The National Coalition Against Censorship penned a letter to the superintendent of Laramie County School District No. 1 in Cheyenne, Wyoming, to urge the school district to retain the graphic novel Drama, by Raina Telgemeier, in school libraries.
A parent in the community filed a challenge to the book, arguing that books “normalizing” the LGBTQ community should not be available to children. The school district is considering the challenge and will meet on January 30th, to discuss the book’s fate.
Telgemeier is a master of the middle-grade graphic novel. Published in 2012, her Drama has drawn ire and adoration in equal measure.
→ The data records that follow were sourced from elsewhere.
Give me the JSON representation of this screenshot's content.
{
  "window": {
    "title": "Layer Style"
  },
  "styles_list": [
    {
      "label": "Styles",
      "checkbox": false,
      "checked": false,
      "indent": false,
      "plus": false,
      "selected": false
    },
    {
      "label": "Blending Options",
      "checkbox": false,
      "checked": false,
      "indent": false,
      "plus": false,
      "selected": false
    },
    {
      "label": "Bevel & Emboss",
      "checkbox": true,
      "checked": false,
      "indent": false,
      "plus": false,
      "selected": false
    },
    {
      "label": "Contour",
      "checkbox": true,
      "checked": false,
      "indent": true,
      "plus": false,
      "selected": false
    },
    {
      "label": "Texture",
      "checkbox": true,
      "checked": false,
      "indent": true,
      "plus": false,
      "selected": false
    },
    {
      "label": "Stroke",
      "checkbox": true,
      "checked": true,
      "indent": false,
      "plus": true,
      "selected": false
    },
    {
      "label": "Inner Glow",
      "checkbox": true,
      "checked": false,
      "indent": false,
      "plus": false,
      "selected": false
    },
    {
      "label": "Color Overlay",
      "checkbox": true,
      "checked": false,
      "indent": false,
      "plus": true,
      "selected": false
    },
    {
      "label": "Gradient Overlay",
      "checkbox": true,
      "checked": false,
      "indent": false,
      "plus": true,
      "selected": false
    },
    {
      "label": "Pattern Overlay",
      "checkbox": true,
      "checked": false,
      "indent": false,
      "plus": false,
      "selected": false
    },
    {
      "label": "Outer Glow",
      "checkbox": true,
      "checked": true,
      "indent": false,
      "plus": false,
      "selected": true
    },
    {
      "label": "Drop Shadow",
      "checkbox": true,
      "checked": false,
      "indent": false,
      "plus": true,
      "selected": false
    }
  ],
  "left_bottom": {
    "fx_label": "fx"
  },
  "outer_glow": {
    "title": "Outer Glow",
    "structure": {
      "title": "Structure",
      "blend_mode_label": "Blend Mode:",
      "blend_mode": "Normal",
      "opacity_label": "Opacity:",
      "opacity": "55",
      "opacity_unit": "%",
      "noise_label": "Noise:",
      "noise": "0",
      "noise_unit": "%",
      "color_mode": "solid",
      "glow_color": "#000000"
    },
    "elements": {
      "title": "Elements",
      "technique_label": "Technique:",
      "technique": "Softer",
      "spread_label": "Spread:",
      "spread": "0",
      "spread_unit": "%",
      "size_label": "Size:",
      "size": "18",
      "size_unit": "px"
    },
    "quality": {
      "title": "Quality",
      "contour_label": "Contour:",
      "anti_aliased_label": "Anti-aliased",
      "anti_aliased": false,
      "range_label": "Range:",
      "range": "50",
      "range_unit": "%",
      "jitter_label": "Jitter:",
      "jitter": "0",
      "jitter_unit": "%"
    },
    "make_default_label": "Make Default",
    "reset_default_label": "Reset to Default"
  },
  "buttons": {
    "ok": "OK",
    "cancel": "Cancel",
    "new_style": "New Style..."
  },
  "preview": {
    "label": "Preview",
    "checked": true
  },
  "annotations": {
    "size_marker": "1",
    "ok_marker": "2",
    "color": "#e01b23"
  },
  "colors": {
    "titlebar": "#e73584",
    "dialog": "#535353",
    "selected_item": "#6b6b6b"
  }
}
The story of middle school kids putting on a theater performance has made the American Library Association’s list of most challenged books four times because the story depicts gay kids. In fact, the controversy over the book comes down to a single panel.
In the book, two middle-school boys come out as gay, and later, when a crisis hits the cast, one takes on the lead female role and kisses another boy on stage. For this, a parent of an elementary student in Cheyenne, Wyoming, wishes to remove the book from the school library.
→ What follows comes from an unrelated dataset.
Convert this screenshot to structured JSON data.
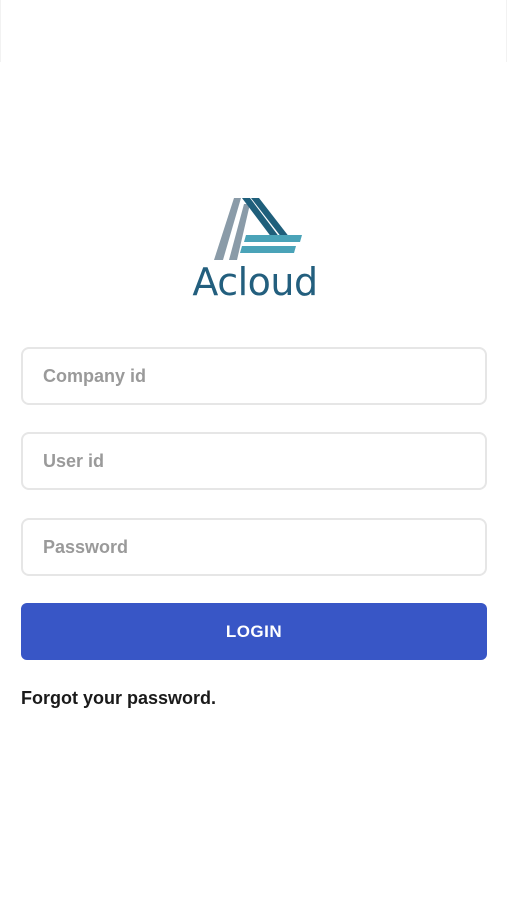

On a form, the parent answers “to what portion of the subject or material do you subject?” with, “It takes away parents [sp] rights to teach morals and values. Praises normalization of the LGBTQ community.”
Joined by NCAC’s Kids’ Right to Read partners Comic Book Legal Defense Fund and the American Booksellers for Free Expression, NCAC is asking Dr. Brown to uphold the unanimous decision of Saddle Ridge Elementary School’s Building Reconsideration Committee to retain the book. As the letter notes,
“The committee’s investigation and statement of reasons for its recommendation were commendably thorough. The committee explicitly addressed the concerns of the parent who issued the challenge; included findings regarding the age levels of students in the state who express interest in reading the book; references to the book’s reviews in professional library and teaching journals; and an assessment of the themes of the book.
The committee notes that the parent who issued the challenge has accepted the school’s offer to flag the account of the child so that he or she cannot check out material with themes of which the parent does not approve. In addition, the committee endorsed steps to ensure that parents are more aware of what materials are available in the library and the reasons that those materials are selected. This indicates that the committee understood both that many parents are uncomfortable with their children being exposed to LGBTQ books and media, and also that a single parent cannot dictate that all students must be denied access to that material. The decision thus addresses the concerns of parents, while respecting and honoring their students’ freedom to read, to learn, and to grow.”